Material for this task:
--- START ---
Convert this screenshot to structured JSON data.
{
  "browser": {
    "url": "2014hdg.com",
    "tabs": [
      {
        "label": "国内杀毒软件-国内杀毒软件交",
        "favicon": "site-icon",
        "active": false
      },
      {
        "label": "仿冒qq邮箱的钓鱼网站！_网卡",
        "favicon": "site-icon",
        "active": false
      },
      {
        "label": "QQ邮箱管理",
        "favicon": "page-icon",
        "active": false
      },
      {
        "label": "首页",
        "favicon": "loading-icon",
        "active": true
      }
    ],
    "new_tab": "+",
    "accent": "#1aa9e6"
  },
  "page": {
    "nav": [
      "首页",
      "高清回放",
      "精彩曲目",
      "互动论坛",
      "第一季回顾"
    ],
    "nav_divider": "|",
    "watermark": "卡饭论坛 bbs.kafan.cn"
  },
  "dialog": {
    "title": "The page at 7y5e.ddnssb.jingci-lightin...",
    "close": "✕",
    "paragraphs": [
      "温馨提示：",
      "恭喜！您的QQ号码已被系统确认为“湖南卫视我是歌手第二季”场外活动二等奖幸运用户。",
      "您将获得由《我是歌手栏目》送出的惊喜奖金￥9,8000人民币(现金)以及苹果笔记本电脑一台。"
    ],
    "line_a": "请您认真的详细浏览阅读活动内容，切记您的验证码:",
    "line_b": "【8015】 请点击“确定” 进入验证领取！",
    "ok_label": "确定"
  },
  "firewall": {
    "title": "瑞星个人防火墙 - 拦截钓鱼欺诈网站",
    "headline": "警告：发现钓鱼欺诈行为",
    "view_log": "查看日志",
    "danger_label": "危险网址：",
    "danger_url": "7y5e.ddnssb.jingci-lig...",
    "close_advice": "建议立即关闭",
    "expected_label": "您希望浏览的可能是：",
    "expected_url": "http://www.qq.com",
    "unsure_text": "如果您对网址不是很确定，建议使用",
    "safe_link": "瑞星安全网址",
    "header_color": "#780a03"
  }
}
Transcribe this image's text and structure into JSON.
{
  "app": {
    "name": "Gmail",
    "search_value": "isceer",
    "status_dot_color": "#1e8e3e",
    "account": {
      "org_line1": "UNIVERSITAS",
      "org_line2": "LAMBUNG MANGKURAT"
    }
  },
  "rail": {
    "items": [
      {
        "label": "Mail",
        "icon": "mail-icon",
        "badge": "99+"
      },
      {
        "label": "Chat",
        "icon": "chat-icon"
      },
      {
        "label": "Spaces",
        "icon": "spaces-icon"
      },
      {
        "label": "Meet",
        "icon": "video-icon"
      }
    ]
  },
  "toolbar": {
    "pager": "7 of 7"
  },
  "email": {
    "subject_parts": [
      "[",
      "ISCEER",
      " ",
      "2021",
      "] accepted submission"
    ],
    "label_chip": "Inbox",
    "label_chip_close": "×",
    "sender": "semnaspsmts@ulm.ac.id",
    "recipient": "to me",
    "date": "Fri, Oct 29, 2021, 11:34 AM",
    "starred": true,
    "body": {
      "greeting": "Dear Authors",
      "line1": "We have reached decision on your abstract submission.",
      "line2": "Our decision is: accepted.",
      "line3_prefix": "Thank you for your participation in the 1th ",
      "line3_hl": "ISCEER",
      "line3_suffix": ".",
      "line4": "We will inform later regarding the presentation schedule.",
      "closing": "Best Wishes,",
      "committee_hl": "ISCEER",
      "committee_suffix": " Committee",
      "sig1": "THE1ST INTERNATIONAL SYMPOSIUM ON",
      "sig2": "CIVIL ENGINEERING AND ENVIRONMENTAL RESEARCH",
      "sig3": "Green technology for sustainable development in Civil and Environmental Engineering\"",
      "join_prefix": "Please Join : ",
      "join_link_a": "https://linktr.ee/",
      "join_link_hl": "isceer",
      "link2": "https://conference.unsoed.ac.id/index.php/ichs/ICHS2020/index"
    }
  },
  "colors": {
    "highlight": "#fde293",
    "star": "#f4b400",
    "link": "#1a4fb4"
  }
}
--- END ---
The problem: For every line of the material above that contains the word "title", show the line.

Solution to this problem:
    "title": "The page at 7y5e.ddnssb.jingci-lightin...",
    "title": "瑞星个人防火墙 - 拦截钓鱼欺诈网站",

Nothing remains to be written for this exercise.